▶ [WHAT IS BEING ASKED] With the images removed, write out each record exactly as given.

Dataset records:
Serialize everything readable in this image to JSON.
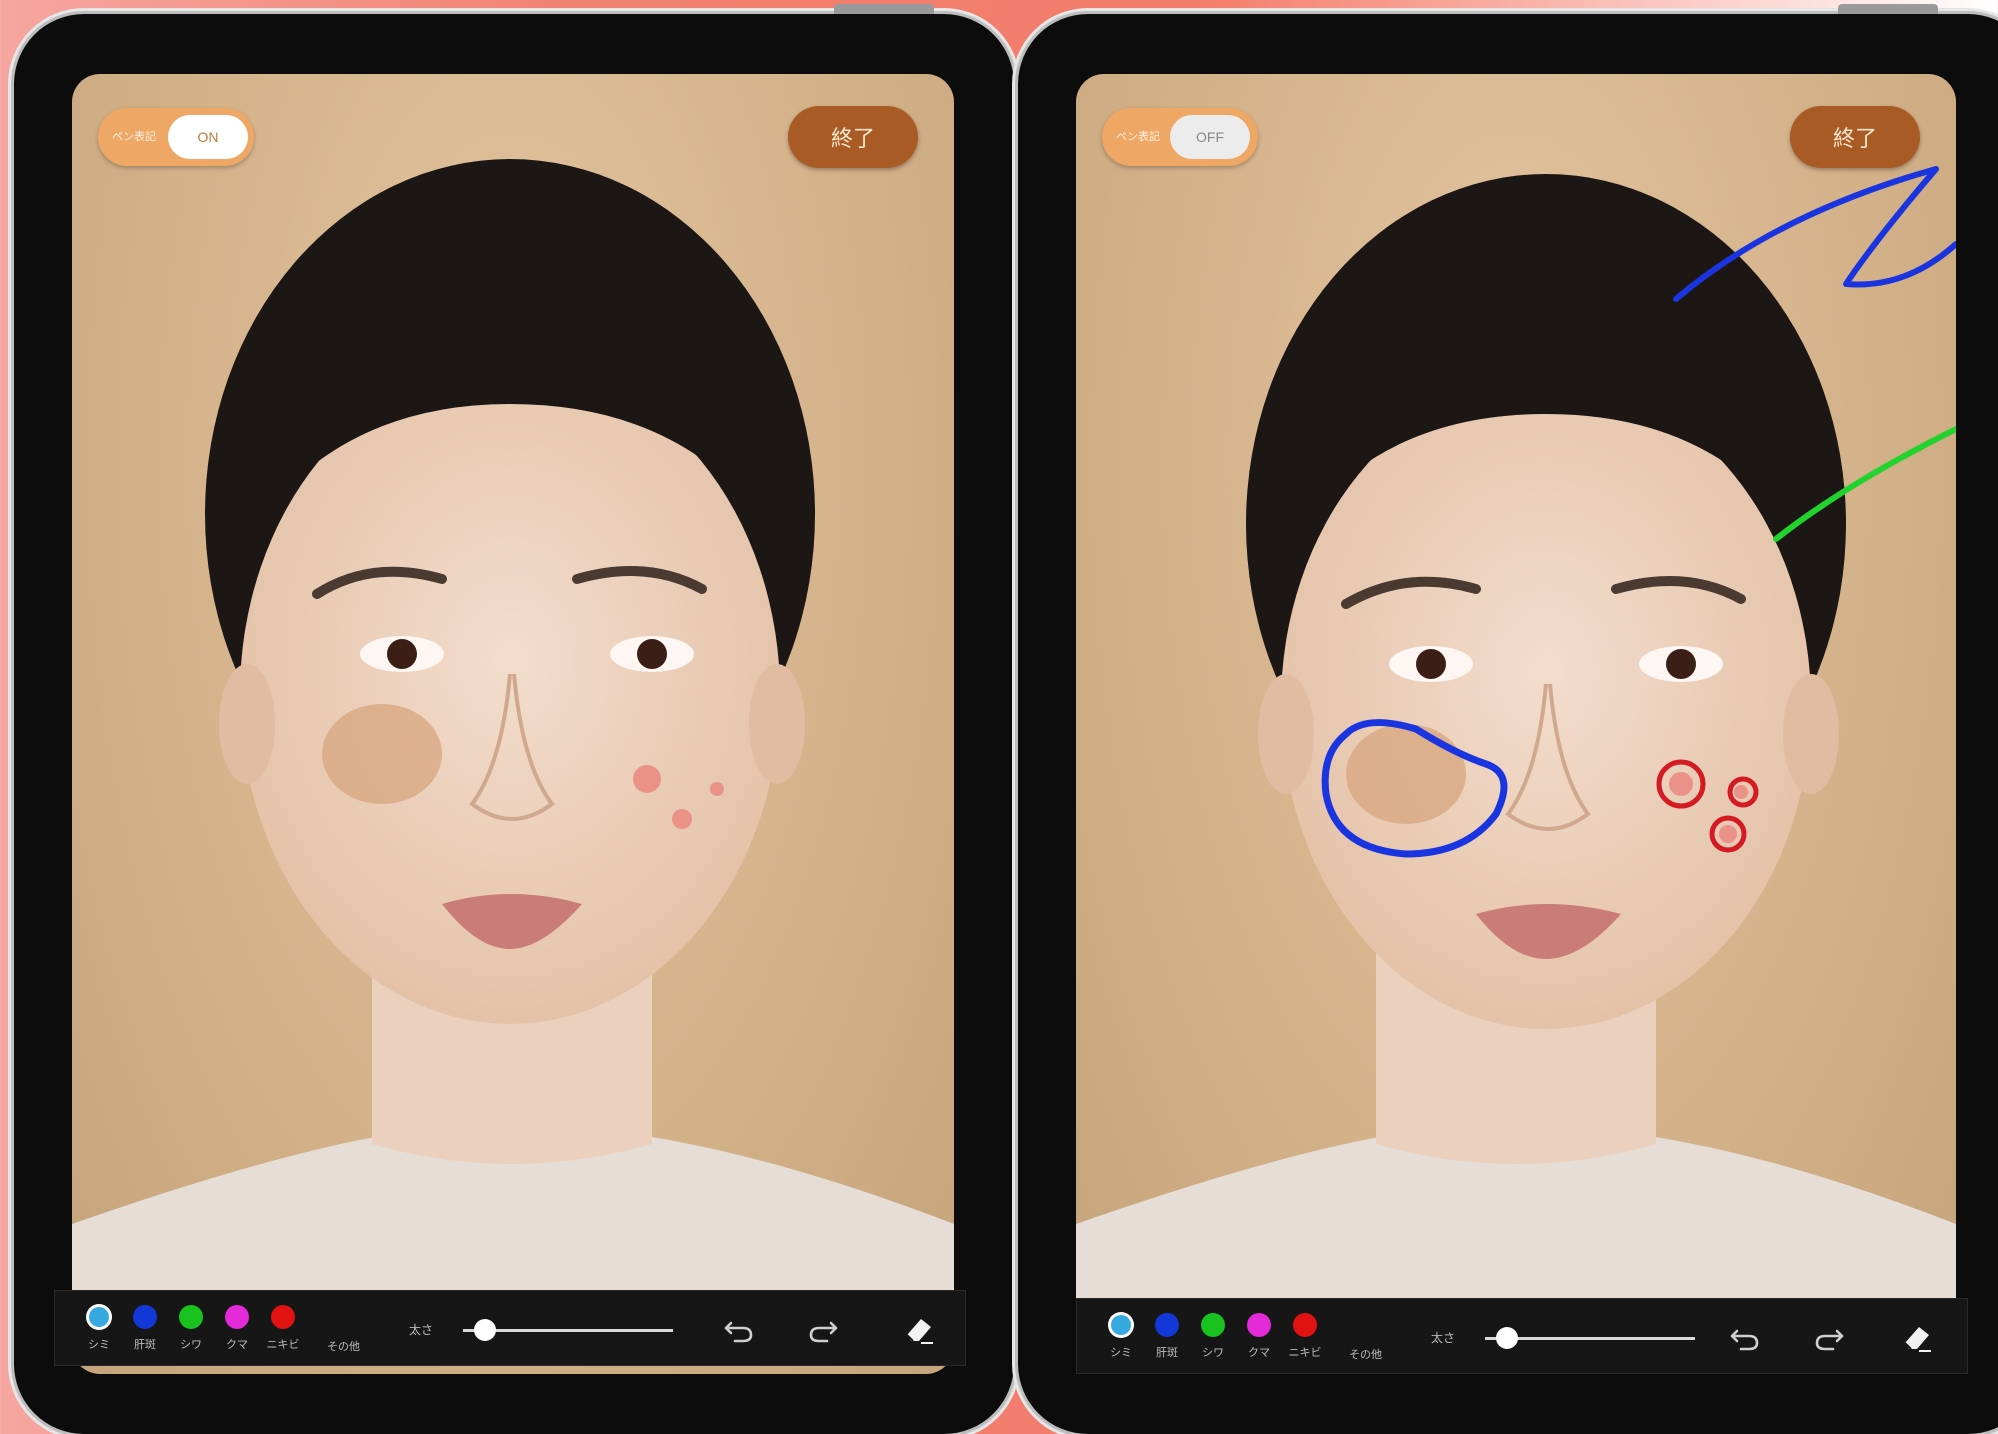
{
  "left_tablet": {
    "toggle": {
      "label": "ペン表記",
      "state": "ON"
    },
    "end_button": "終了",
    "palette": [
      {
        "label": "シミ",
        "color": "#35a9e0",
        "selected": true
      },
      {
        "label": "肝斑",
        "color": "#1238d8",
        "selected": false
      },
      {
        "label": "シワ",
        "color": "#19c21f",
        "selected": false
      },
      {
        "label": "クマ",
        "color": "#e22ad8",
        "selected": false
      },
      {
        "label": "ニキビ",
        "color": "#e01212",
        "selected": false
      }
    ],
    "other_label": "その他",
    "size_label": "太さ",
    "size_value": 0.05
  },
  "right_tablet": {
    "toggle": {
      "label": "ペン表記",
      "state": "OFF"
    },
    "end_button": "終了",
    "palette": [
      {
        "label": "シミ",
        "color": "#35a9e0",
        "selected": true
      },
      {
        "label": "肝斑",
        "color": "#1238d8",
        "selected": false
      },
      {
        "label": "シワ",
        "color": "#19c21f",
        "selected": false
      },
      {
        "label": "クマ",
        "color": "#e22ad8",
        "selected": false
      },
      {
        "label": "ニキビ",
        "color": "#e01212",
        "selected": false
      }
    ],
    "other_label": "その他",
    "size_label": "太さ",
    "size_value": 0.05,
    "annotation_colors": {
      "blue": "#1a35e0",
      "green": "#22d22e",
      "red": "#d41a22"
    }
  },
  "icons": {
    "undo": "undo-icon",
    "redo": "redo-icon",
    "eraser": "eraser-icon"
  }
}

▶ [PROBLEM SOLUTION]
Serialize everything readable in this image to JSON.
{
  "left_tablet": {
    "toggle": {
      "label": "ペン表記",
      "state": "ON"
    },
    "end_button": "終了",
    "palette": [
      {
        "label": "シミ",
        "color": "#35a9e0",
        "selected": true
      },
      {
        "label": "肝斑",
        "color": "#1238d8",
        "selected": false
      },
      {
        "label": "シワ",
        "color": "#19c21f",
        "selected": false
      },
      {
        "label": "クマ",
        "color": "#e22ad8",
        "selected": false
      },
      {
        "label": "ニキビ",
        "color": "#e01212",
        "selected": false
      }
    ],
    "other_label": "その他",
    "size_label": "太さ",
    "size_value": 0.05
  },
  "right_tablet": {
    "toggle": {
      "label": "ペン表記",
      "state": "OFF"
    },
    "end_button": "終了",
    "palette": [
      {
        "label": "シミ",
        "color": "#35a9e0",
        "selected": true
      },
      {
        "label": "肝斑",
        "color": "#1238d8",
        "selected": false
      },
      {
        "label": "シワ",
        "color": "#19c21f",
        "selected": false
      },
      {
        "label": "クマ",
        "color": "#e22ad8",
        "selected": false
      },
      {
        "label": "ニキビ",
        "color": "#e01212",
        "selected": false
      }
    ],
    "other_label": "その他",
    "size_label": "太さ",
    "size_value": 0.05,
    "annotation_colors": {
      "blue": "#1a35e0",
      "green": "#22d22e",
      "red": "#d41a22"
    }
  },
  "icons": {
    "undo": "undo-icon",
    "redo": "redo-icon",
    "eraser": "eraser-icon"
  }
}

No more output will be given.